Plus LeBron James talks about his legacy, Tiger Woods’ fall from grace continues and the panel remembers legendary sportswriter Frank Deford.

Listen to the full episode at this link or in the embedded player below:

Is the White Sox run differential a sign of better things to come?

Is the White Sox run differential a sign of better things to come?

From a record standpoint, the White Sox are maybe slightly above where most expected them to be this season.

From a run differential standpoint, the White Sox are way above any expectation.

After Monday’s 5-4 win against the Red Sox, the White Sox improved to 24-26 on the season. Impressively, the Sox have a plus-28 run differential, which is good for third-best in the American League.

The two AL teams higher than the White Sox in the category are both first-place teams. Houston is 36-16 with a whopping plus-74 differential while the Yankees are 29-19 and come in at plus-57.

The White Sox have the best run differential in the AL Central. The division-leading Twins (26-21) actually have a negative run differential at minus-7. The Twins are one of two teams with a negative run differential and a winning record (Baltimore is 26-23 with a minus-6 differential).

There are 15 teams in Major League Baseball with positive run differentials and the White Sox are the only team in that group more than one game under .500.

So what does that mean? Well, for one it could be a positive sign that the White Sox are actually a better team than their record. More plainly, it means the White Sox are winning games by bigger margins than they are losing them.

Monday’s win improved the White Sox record in one-run games to 5-7. The Sox are also 2-4 in two-run games and 3-5 in three-run games. That's a 10-16 mark in games decided by three runs or less.
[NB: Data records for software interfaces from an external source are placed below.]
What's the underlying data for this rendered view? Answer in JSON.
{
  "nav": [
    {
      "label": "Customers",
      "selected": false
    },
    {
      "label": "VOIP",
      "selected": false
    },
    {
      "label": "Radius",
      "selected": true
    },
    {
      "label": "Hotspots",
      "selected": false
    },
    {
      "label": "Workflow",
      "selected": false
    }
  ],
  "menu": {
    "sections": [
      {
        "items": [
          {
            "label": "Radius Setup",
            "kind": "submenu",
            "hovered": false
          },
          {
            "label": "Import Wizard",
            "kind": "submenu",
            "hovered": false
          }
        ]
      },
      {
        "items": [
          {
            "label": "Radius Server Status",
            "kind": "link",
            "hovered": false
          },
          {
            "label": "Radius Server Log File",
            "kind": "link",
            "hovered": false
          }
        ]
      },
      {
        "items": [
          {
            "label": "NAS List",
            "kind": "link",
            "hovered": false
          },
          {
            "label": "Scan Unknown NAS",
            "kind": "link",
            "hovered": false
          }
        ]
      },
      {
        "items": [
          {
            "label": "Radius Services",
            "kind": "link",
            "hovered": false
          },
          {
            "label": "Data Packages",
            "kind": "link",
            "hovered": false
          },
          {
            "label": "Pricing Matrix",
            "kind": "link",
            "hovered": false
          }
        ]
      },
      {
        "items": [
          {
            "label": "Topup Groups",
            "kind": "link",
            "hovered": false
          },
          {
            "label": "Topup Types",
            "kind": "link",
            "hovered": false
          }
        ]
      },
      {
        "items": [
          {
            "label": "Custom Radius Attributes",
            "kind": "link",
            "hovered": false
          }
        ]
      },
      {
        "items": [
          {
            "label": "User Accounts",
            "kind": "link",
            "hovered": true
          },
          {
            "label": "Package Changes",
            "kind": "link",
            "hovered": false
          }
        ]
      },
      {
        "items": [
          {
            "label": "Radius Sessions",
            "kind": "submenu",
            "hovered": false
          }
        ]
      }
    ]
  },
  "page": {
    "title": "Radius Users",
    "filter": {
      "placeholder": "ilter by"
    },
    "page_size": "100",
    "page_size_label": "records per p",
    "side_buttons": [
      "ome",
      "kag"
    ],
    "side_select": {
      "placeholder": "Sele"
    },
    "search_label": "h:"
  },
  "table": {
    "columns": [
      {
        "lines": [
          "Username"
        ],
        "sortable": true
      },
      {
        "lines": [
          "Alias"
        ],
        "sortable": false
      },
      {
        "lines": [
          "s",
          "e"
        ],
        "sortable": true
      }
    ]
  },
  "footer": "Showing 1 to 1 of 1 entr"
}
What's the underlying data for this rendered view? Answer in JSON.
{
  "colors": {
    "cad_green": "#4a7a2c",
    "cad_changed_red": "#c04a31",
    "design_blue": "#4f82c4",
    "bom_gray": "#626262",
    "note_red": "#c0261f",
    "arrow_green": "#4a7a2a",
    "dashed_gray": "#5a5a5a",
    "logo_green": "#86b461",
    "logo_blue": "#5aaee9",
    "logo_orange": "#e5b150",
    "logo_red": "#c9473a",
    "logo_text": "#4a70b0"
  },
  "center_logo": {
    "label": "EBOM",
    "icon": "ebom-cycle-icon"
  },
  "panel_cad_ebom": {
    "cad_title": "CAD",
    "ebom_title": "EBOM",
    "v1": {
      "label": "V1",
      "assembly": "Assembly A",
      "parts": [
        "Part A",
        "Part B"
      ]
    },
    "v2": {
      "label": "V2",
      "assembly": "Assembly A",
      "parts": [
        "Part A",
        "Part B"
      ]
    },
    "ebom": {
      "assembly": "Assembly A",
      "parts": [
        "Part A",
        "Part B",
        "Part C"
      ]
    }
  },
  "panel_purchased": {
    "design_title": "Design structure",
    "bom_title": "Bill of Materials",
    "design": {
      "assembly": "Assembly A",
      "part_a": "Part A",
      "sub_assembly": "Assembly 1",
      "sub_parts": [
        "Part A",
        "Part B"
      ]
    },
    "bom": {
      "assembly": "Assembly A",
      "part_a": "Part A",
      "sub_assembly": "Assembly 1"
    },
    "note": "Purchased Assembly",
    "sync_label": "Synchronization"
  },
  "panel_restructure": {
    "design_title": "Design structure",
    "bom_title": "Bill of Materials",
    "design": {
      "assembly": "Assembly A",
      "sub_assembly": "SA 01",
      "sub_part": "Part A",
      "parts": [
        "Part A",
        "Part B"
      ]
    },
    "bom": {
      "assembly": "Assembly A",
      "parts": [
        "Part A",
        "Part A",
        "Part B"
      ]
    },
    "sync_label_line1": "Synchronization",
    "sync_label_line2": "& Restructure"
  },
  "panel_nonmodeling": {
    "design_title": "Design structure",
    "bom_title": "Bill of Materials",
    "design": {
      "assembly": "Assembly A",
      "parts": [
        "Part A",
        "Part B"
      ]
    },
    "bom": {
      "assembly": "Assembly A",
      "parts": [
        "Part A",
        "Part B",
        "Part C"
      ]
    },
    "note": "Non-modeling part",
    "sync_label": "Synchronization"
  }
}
Meanwhile, in games decided by four runs or more the White Sox are 14-10.

What’s even stranger about the lack of success in close games is that the White Sox have the fourth best ERA among relievers in MLB.

May isn’t quite over yet so things can still even out in one direction or another, but these are certainly some odd numbers.